Segment Start: Entries shown

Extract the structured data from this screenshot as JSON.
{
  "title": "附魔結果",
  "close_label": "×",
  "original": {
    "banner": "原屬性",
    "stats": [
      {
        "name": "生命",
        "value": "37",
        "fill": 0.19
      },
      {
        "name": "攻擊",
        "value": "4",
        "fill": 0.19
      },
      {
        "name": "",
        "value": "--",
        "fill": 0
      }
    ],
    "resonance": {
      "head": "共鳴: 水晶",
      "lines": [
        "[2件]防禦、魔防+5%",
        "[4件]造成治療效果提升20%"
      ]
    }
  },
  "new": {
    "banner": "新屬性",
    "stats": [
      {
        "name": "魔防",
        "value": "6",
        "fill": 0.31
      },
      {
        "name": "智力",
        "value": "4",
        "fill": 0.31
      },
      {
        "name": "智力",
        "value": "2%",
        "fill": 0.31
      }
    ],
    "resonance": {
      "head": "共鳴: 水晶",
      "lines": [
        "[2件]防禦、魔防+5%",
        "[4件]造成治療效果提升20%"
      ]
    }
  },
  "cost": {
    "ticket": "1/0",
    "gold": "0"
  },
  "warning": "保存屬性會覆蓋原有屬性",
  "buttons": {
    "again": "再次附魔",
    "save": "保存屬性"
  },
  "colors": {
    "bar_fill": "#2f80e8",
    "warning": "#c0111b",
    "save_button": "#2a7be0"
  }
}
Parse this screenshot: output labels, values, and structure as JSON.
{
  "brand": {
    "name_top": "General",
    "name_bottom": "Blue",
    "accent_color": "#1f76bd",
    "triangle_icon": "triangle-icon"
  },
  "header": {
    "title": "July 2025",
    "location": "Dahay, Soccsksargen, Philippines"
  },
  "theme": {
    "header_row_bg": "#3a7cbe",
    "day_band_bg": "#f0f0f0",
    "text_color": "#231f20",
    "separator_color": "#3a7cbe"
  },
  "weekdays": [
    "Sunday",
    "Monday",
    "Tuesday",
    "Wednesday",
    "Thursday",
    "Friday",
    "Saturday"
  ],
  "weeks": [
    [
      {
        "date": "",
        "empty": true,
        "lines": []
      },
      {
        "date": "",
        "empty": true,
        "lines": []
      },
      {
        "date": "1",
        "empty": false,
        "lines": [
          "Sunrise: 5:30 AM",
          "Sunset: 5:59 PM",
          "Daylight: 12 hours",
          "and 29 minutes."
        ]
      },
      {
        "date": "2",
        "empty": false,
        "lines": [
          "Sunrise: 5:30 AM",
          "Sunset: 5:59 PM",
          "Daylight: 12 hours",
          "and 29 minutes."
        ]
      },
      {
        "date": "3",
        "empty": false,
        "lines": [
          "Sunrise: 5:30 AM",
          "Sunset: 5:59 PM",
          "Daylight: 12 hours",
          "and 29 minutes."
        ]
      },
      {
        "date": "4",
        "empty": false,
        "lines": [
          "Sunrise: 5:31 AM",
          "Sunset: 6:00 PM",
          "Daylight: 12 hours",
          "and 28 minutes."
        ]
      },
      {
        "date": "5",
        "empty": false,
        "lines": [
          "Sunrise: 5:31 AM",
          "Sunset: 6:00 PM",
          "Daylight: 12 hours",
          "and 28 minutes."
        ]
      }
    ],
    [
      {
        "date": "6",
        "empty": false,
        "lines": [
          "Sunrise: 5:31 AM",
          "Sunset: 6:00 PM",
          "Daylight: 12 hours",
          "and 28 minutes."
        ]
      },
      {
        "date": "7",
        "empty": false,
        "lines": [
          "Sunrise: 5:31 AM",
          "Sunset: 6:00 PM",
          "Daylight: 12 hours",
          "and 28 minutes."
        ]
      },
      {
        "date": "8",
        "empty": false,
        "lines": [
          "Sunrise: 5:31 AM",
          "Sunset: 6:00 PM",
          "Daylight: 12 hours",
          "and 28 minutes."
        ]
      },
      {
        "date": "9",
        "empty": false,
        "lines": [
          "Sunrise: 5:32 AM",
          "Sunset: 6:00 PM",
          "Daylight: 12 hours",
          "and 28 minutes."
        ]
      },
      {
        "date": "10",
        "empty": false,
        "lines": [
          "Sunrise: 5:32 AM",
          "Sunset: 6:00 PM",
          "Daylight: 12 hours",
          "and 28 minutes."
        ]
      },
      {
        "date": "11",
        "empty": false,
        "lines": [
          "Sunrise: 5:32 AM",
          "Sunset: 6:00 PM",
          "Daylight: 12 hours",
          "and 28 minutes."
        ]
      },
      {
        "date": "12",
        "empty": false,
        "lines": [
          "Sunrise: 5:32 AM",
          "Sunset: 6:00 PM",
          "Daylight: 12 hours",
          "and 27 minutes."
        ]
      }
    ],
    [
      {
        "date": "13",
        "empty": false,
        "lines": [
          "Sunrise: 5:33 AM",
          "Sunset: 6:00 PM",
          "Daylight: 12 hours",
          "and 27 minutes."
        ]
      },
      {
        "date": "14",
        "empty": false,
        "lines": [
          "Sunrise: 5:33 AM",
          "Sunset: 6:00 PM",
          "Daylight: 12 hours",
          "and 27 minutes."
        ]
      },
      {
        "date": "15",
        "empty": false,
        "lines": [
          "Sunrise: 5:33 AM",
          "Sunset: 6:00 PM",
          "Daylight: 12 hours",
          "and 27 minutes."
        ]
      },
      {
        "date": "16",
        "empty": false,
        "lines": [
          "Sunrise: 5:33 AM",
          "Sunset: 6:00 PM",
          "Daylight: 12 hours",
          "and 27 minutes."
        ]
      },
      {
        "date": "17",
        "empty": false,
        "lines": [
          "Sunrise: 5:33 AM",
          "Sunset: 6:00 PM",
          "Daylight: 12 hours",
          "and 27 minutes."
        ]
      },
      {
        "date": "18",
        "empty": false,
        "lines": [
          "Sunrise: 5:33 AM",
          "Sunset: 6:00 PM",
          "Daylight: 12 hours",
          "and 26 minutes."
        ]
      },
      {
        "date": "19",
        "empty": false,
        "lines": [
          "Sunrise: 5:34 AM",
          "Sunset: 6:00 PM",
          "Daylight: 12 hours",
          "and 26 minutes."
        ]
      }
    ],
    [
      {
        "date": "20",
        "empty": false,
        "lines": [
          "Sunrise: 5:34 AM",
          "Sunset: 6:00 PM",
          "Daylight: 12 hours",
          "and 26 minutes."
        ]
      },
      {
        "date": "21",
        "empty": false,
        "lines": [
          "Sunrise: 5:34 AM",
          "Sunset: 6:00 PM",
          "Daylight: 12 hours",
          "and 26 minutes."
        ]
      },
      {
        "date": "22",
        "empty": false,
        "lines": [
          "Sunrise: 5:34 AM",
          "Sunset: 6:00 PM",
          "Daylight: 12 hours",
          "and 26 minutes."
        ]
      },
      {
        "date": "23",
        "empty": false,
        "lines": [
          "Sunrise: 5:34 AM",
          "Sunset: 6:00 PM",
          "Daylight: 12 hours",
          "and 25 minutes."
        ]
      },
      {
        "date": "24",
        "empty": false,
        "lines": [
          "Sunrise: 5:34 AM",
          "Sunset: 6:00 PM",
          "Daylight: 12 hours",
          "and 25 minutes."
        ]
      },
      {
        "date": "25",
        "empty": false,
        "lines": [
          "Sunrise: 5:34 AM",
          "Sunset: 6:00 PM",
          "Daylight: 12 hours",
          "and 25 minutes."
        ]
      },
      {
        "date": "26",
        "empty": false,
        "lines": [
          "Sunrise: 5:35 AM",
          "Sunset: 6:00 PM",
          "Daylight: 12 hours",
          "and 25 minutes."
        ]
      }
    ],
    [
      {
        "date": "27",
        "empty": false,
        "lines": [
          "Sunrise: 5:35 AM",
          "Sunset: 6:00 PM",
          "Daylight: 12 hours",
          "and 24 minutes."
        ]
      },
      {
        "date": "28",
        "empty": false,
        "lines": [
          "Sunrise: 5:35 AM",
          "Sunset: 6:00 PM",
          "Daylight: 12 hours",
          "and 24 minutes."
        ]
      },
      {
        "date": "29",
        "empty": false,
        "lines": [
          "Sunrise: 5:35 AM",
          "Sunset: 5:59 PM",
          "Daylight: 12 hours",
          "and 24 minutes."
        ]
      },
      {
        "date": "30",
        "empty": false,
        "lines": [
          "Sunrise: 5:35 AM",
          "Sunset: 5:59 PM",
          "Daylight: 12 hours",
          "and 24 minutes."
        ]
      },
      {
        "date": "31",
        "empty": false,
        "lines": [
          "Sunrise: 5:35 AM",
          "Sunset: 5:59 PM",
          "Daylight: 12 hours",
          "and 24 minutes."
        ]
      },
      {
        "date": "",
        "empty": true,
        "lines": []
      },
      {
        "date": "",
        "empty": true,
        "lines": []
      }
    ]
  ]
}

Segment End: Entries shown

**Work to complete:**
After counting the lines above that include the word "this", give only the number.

**Written response:**
2